● **Aim of the task**
Give back the entries that follow exactly as written. Any picture gets left out.

● **Supplied records**
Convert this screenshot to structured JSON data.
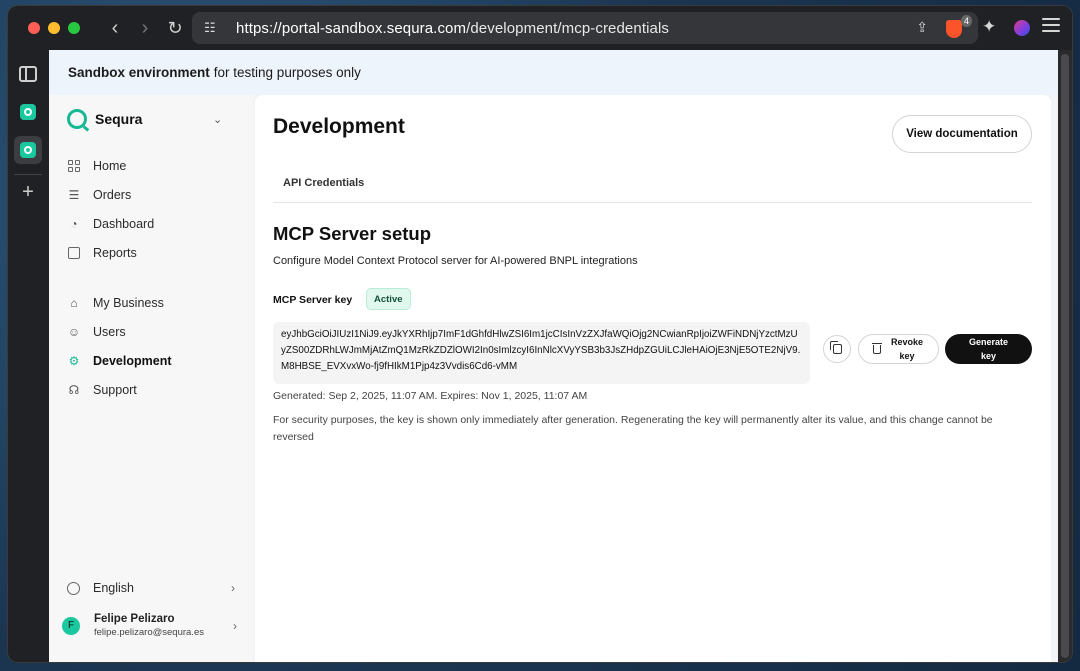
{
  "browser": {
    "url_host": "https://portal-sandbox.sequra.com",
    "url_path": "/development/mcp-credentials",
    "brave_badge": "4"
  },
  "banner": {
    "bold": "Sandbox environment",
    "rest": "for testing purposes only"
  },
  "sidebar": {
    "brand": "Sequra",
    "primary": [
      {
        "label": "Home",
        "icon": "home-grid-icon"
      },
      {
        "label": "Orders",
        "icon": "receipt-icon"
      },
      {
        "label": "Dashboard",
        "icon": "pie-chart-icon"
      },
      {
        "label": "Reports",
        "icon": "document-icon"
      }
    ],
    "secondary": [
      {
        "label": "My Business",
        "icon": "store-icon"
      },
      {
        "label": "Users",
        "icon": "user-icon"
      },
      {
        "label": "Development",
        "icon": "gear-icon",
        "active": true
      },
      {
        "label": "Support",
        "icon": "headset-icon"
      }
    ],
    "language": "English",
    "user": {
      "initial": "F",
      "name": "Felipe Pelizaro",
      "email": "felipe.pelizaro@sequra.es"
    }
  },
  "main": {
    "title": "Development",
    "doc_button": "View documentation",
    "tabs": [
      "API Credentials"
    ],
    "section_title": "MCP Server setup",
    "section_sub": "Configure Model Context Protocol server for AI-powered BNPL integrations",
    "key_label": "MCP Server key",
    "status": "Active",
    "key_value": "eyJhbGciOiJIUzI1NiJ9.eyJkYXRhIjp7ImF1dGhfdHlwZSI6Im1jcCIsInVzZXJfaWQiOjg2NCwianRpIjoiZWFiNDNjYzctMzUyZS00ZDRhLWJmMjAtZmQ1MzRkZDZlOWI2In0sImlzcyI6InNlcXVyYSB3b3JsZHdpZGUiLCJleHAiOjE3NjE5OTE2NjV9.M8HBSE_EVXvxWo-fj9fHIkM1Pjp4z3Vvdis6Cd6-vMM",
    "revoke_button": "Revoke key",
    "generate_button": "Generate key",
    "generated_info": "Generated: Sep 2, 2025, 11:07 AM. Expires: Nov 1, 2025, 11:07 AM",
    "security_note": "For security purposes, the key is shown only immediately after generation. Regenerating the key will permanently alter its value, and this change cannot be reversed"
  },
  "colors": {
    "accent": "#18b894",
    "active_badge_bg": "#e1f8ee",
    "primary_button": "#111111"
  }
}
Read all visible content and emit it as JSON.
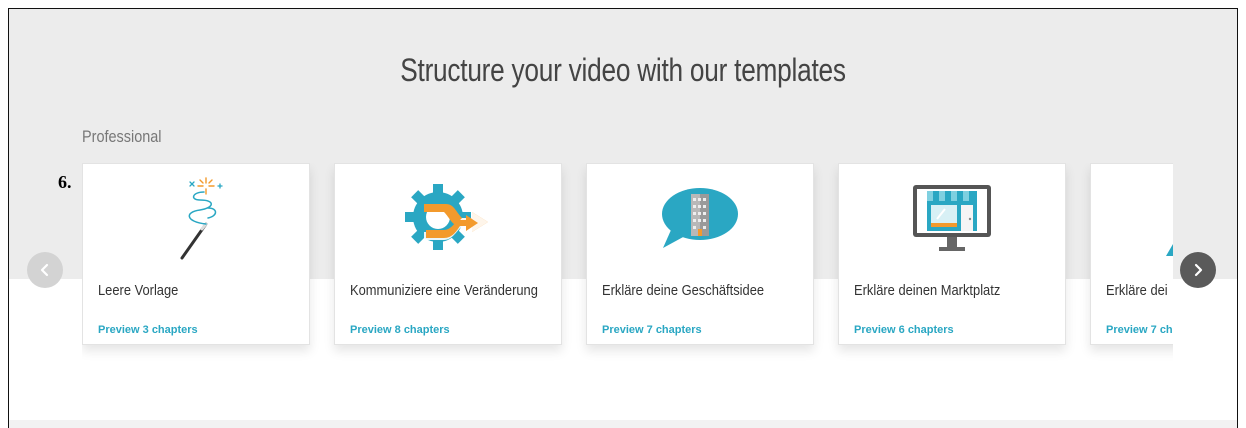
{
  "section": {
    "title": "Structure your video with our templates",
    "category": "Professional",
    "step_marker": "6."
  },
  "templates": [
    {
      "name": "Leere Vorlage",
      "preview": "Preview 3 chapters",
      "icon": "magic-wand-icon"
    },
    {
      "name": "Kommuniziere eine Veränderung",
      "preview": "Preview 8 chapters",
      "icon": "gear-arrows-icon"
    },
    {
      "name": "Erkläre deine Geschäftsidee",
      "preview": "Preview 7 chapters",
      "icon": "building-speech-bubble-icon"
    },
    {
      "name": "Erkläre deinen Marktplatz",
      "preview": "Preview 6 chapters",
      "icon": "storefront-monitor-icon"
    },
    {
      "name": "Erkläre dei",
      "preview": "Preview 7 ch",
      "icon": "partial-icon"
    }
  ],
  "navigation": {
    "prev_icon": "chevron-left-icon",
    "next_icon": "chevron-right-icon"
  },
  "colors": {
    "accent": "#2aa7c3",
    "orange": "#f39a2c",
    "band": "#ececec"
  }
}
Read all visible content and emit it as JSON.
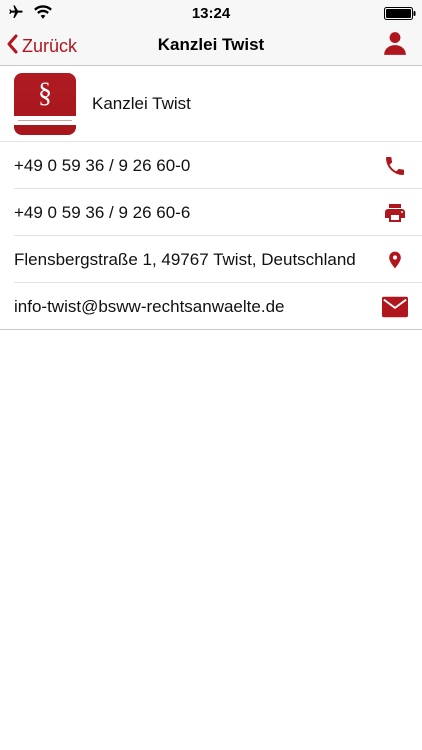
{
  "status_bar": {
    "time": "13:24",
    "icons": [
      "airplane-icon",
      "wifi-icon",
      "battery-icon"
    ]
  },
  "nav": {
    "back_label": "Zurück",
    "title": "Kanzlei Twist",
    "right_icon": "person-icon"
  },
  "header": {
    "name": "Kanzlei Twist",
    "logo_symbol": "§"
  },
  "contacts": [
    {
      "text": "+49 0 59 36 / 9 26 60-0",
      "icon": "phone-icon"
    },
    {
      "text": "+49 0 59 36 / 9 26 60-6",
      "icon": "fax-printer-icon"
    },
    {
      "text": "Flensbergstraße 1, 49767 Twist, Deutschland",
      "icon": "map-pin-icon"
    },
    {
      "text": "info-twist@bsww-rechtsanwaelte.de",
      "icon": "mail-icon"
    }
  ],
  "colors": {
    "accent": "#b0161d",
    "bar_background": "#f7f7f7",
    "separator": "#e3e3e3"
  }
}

● **Output below**
Convert this screenshot to structured JSON data.
{
  "browser": {
    "url_host": "https://portal-sandbox.sequra.com",
    "url_path": "/development/mcp-credentials",
    "brave_badge": "4"
  },
  "banner": {
    "bold": "Sandbox environment",
    "rest": "for testing purposes only"
  },
  "sidebar": {
    "brand": "Sequra",
    "primary": [
      {
        "label": "Home",
        "icon": "home-grid-icon"
      },
      {
        "label": "Orders",
        "icon": "receipt-icon"
      },
      {
        "label": "Dashboard",
        "icon": "pie-chart-icon"
      },
      {
        "label": "Reports",
        "icon": "document-icon"
      }
    ],
    "secondary": [
      {
        "label": "My Business",
        "icon": "store-icon"
      },
      {
        "label": "Users",
        "icon": "user-icon"
      },
      {
        "label": "Development",
        "icon": "gear-icon",
        "active": true
      },
      {
        "label": "Support",
        "icon": "headset-icon"
      }
    ],
    "language": "English",
    "user": {
      "initial": "F",
      "name": "Felipe Pelizaro",
      "email": "felipe.pelizaro@sequra.es"
    }
  },
  "main": {
    "title": "Development",
    "doc_button": "View documentation",
    "tabs": [
      "API Credentials"
    ],
    "section_title": "MCP Server setup",
    "section_sub": "Configure Model Context Protocol server for AI-powered BNPL integrations",
    "key_label": "MCP Server key",
    "status": "Active",
    "key_value": "eyJhbGciOiJIUzI1NiJ9.eyJkYXRhIjp7ImF1dGhfdHlwZSI6Im1jcCIsInVzZXJfaWQiOjg2NCwianRpIjoiZWFiNDNjYzctMzUyZS00ZDRhLWJmMjAtZmQ1MzRkZDZlOWI2In0sImlzcyI6InNlcXVyYSB3b3JsZHdpZGUiLCJleHAiOjE3NjE5OTE2NjV9.M8HBSE_EVXvxWo-fj9fHIkM1Pjp4z3Vvdis6Cd6-vMM",
    "revoke_button": "Revoke key",
    "generate_button": "Generate key",
    "generated_info": "Generated: Sep 2, 2025, 11:07 AM. Expires: Nov 1, 2025, 11:07 AM",
    "security_note": "For security purposes, the key is shown only immediately after generation. Regenerating the key will permanently alter its value, and this change cannot be reversed"
  },
  "colors": {
    "accent": "#18b894",
    "active_badge_bg": "#e1f8ee",
    "primary_button": "#111111"
  }
}
Read all visible content and emit it as JSON.
{
  "section": {
    "title": "Structure your video with our templates",
    "category": "Professional",
    "step_marker": "6."
  },
  "templates": [
    {
      "name": "Leere Vorlage",
      "preview": "Preview 3 chapters",
      "icon": "magic-wand-icon"
    },
    {
      "name": "Kommuniziere eine Veränderung",
      "preview": "Preview 8 chapters",
      "icon": "gear-arrows-icon"
    },
    {
      "name": "Erkläre deine Geschäftsidee",
      "preview": "Preview 7 chapters",
      "icon": "building-speech-bubble-icon"
    },
    {
      "name": "Erkläre deinen Marktplatz",
      "preview": "Preview 6 chapters",
      "icon": "storefront-monitor-icon"
    },
    {
      "name": "Erkläre dei",
      "preview": "Preview 7 ch",
      "icon": "partial-icon"
    }
  ],
  "navigation": {
    "prev_icon": "chevron-left-icon",
    "next_icon": "chevron-right-icon"
  },
  "colors": {
    "accent": "#2aa7c3",
    "orange": "#f39a2c",
    "band": "#ececec"
  }
}
Read all visible content and emit it as JSON.
{
  "status_bar": {
    "time": "13:24",
    "icons": [
      "airplane-icon",
      "wifi-icon",
      "battery-icon"
    ]
  },
  "nav": {
    "back_label": "Zurück",
    "title": "Kanzlei Twist",
    "right_icon": "person-icon"
  },
  "header": {
    "name": "Kanzlei Twist",
    "logo_symbol": "§"
  },
  "contacts": [
    {
      "text": "+49 0 59 36 / 9 26 60-0",
      "icon": "phone-icon"
    },
    {
      "text": "+49 0 59 36 / 9 26 60-6",
      "icon": "fax-printer-icon"
    },
    {
      "text": "Flensbergstraße 1, 49767 Twist, Deutschland",
      "icon": "map-pin-icon"
    },
    {
      "text": "info-twist@bsww-rechtsanwaelte.de",
      "icon": "mail-icon"
    }
  ],
  "colors": {
    "accent": "#b0161d",
    "bar_background": "#f7f7f7",
    "separator": "#e3e3e3"
  }
}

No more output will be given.